Given data: Begin

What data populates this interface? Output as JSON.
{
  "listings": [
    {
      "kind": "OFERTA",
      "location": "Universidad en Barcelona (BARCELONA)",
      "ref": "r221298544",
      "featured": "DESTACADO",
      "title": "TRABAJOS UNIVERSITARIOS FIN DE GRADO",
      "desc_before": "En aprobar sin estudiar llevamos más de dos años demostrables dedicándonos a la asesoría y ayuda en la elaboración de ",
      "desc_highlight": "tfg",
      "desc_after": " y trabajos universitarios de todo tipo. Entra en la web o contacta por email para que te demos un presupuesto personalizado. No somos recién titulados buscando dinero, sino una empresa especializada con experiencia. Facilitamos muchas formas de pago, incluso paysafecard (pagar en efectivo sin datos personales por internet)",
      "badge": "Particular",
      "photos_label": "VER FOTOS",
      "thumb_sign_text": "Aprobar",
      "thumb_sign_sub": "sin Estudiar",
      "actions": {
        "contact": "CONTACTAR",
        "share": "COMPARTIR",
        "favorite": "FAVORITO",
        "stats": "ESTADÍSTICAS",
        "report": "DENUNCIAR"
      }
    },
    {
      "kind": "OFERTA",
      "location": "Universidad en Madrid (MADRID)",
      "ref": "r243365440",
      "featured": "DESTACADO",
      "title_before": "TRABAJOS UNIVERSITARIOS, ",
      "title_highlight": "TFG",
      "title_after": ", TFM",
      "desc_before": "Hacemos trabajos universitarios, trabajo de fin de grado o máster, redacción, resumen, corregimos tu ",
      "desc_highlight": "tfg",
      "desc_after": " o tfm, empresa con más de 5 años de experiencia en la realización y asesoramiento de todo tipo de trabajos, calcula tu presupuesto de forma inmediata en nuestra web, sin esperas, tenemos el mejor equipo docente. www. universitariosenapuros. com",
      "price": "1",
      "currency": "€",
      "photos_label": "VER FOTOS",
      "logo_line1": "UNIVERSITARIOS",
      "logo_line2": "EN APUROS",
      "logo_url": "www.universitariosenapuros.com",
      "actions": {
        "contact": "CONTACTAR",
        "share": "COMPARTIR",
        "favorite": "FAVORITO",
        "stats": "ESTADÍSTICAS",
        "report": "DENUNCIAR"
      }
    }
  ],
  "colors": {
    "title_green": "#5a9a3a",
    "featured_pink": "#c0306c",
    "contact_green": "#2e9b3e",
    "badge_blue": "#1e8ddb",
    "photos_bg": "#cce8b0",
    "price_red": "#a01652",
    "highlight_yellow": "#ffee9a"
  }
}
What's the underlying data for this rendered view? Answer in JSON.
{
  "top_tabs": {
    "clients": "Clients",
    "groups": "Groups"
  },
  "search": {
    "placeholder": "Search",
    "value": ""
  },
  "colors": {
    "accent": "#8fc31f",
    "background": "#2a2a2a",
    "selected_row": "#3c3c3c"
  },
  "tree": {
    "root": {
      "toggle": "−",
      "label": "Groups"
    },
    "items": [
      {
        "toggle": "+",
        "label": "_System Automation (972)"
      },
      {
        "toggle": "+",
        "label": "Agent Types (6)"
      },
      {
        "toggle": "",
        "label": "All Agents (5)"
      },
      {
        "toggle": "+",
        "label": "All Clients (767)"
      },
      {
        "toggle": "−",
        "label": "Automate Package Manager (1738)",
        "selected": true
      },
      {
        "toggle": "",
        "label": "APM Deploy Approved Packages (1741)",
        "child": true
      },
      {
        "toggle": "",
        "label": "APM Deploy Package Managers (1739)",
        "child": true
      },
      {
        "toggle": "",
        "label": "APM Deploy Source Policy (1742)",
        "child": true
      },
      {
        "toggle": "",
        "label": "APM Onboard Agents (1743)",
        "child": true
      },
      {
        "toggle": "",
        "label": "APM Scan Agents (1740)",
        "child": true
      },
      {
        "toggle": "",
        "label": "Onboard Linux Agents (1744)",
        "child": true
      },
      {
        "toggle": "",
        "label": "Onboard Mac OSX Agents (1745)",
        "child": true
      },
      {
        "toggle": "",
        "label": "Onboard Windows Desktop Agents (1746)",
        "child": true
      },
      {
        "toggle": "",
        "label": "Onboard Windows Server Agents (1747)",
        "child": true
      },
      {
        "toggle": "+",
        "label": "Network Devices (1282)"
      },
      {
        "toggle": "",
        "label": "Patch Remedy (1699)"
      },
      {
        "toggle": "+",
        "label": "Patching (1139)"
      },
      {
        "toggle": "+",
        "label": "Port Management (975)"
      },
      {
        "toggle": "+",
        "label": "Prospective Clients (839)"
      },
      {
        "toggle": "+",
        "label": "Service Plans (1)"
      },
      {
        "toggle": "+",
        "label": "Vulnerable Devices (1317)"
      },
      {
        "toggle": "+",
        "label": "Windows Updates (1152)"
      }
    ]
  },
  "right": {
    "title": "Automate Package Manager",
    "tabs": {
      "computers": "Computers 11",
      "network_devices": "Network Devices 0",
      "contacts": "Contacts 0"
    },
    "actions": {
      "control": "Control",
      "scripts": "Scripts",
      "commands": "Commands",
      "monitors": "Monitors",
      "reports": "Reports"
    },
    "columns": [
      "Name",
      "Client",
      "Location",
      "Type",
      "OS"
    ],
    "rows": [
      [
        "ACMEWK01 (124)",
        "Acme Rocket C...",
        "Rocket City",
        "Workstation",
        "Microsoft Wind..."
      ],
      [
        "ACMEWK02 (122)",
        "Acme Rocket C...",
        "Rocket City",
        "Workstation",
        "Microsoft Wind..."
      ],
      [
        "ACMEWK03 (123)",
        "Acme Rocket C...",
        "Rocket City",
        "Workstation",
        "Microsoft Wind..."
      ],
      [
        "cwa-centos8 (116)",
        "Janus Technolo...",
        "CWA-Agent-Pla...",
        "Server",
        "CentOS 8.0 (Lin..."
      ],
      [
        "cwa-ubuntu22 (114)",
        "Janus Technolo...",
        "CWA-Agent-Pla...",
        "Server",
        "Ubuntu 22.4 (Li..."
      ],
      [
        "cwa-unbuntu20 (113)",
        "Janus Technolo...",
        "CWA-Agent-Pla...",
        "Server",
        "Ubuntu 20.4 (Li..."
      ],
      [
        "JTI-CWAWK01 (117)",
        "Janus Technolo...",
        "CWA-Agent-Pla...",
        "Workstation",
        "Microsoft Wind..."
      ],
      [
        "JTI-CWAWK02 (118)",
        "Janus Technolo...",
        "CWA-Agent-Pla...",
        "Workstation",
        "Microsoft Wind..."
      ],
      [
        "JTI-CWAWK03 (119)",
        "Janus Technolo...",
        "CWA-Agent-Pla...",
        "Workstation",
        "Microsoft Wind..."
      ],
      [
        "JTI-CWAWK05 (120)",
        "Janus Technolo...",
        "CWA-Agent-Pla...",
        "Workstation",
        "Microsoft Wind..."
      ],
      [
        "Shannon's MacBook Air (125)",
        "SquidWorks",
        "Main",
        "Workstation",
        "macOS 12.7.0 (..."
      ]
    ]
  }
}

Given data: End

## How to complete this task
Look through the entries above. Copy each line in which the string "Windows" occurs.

## Problem solution
        "label": "Onboard Windows Desktop Agents (1746)",
        "label": "Onboard Windows Server Agents (1747)",
        "label": "Windows Updates (1152)"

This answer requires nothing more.